    • Tidal Echoes 2003

      Holloway, Robin; Trincado, Andrea; Andree, Judy; Cohen, Greg; Easley, Alexis; Pentecost, Clarissa; Wall, Emily; McKenzie, Liz (University of Alaska Southeast, 2003)
      Tidal Echoes presents an annual showcase of writers and artists who share one thing in common: a life surrounded by the rainforests and waterways of Southeast Alaska.
    • Tidal Echoes 2007

      Sotomayor, Ryan; Bettridge, Loren; Sisk, Kara; McKenzie, Elizabeth; Landis, Rod; Minton, Sara; Clark, Eileen; Tersteeg, Alice; Wall, Emily (University of Alaska Southeast, 2007-03-20)
      Featuring the work of students, faculty, and staff of the University of Alaska Southeast and members of the community.
    • Tidal Echoes 2008

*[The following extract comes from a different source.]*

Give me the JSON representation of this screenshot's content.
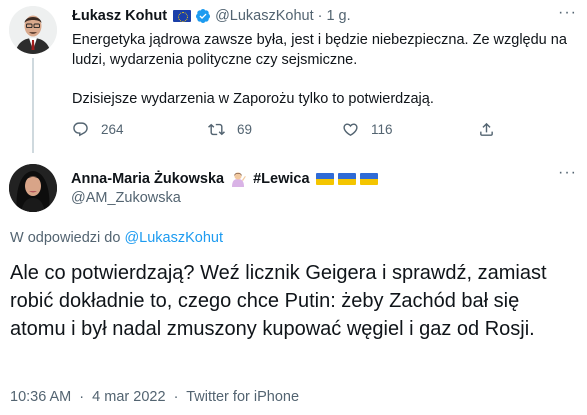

      Bettridge, Loren; Carter, Josh; McKenzie, Elizabeth; Landis, Rod; Hayes, Ernestine; Wall, Emily; Koester, Susan; Devine-Acres, Jo; Goyette, David Charles; Minton, Sara; et al. (University of Alaska Southeast, 2008-03-20)
      Featuring the work of students, faculty, and staff of the University of Alaska Southeast and members of the community.
    • Tidal Echoes 2009

      Carter, Josh; Fisk, Chalise; Dammerman, Kari; Maier, Kevin; Koester, Sue; Kane, Jeremy; Minton, Sara; Wall, Emily; Berg, Virginia; Dodd, Liz; et al. (University of Alaska Southeast and Capital City Weekly, 2009-03-20)
      Tidal Echoes is an annual showcase of writers and artists with one thing in common: a life surrounded by the rainforests and waterways of Southeast Alaska.
    • Tidal Echoes 2010

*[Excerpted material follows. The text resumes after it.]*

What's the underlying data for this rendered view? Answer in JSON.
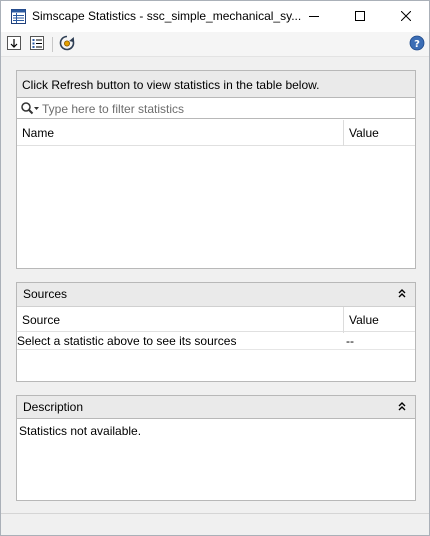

      Kane, Jeremy; Dalthorp, Pedar; Minton, Sara; Ray, Sarah Jaquette; Whalen, Teague; Vernon, Jenifer; Neely, Sol; Landis, Rod; Wall, Emily; Berg, Virginia; et al. (University of Alaska Southeast and Capital City Weekly, 2010-03-20)
      Tidal Echoes presents an annual showcase of writers and artists who share one thing in common: a life surrounded by the rainforests and waterways of Southeast Alaska.
    • Tidal Echoes 2011

      Lambert, Kaleigh; Bay, Thomas; Kane, Jeremy; Dalthorp, Pedar; Minton, Sara; Hayes, Ernestine; Wakefield, Claudia; Chordas, Nina; Neely, Sol; Wall, Emily; et al. (University of Alaska Southeast and Capital City Weekly, 2011-03-20)
      Tidal Echoes presents an annual showcase of writers and artists who share one thing in common: a life surrounded by the rainforests and waterways of Southeast Alaska.
    • Tidal Echoes 2012

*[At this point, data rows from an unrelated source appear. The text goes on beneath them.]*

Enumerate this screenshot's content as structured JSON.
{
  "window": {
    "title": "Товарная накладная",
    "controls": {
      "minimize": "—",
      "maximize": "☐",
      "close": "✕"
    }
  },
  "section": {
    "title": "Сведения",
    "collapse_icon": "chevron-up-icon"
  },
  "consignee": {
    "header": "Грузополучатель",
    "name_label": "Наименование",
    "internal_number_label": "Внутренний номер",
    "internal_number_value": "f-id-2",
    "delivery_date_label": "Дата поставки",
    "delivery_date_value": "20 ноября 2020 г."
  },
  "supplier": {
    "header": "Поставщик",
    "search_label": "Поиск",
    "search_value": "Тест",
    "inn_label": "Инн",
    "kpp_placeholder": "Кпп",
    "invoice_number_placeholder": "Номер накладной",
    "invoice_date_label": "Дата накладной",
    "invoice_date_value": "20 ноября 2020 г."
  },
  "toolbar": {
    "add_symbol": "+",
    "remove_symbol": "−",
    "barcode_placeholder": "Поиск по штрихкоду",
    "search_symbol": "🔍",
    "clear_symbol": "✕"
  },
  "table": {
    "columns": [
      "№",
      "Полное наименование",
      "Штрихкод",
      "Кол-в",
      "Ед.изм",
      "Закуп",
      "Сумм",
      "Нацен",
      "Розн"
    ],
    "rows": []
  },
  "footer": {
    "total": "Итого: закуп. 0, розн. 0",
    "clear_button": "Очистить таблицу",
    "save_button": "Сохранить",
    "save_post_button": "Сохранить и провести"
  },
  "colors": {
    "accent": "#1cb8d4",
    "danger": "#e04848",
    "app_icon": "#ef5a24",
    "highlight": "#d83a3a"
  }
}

      Bay, Thomas; Brown, Alexandra; Boucher, Jacqueline; Kane, Jeremy; Neely, Sol; Minton, Sara; Mitchell, Karen; Vernon, Jenifer; Maier, Kevin; Wedler, Annie; et al. (University of Alaska Southeast, 2012-03-20)
      Tidal Echoes presents an annual showcase of writers and artists who share one thing in common: a life surrounded by the rainforests and waterways of Southeast Alaska.
    • Tidal Echoes 2013

      Brown, Alexandra; Stangeland, Meghan; Sleppy, Karissa; Wall, Emily; Maier, Kevin; Landis, Rod; Dalthorp, Pedar; Chordas, Nina; Neely, Sol; Minton, Sara; et al. (University of Alaska Southeast, 2013-03-20)
      Tidal Echoes presents an annual showcase of writers and artists who share one thing in common: a life surrounded by the rainforests and waterways of Southeast Alaska.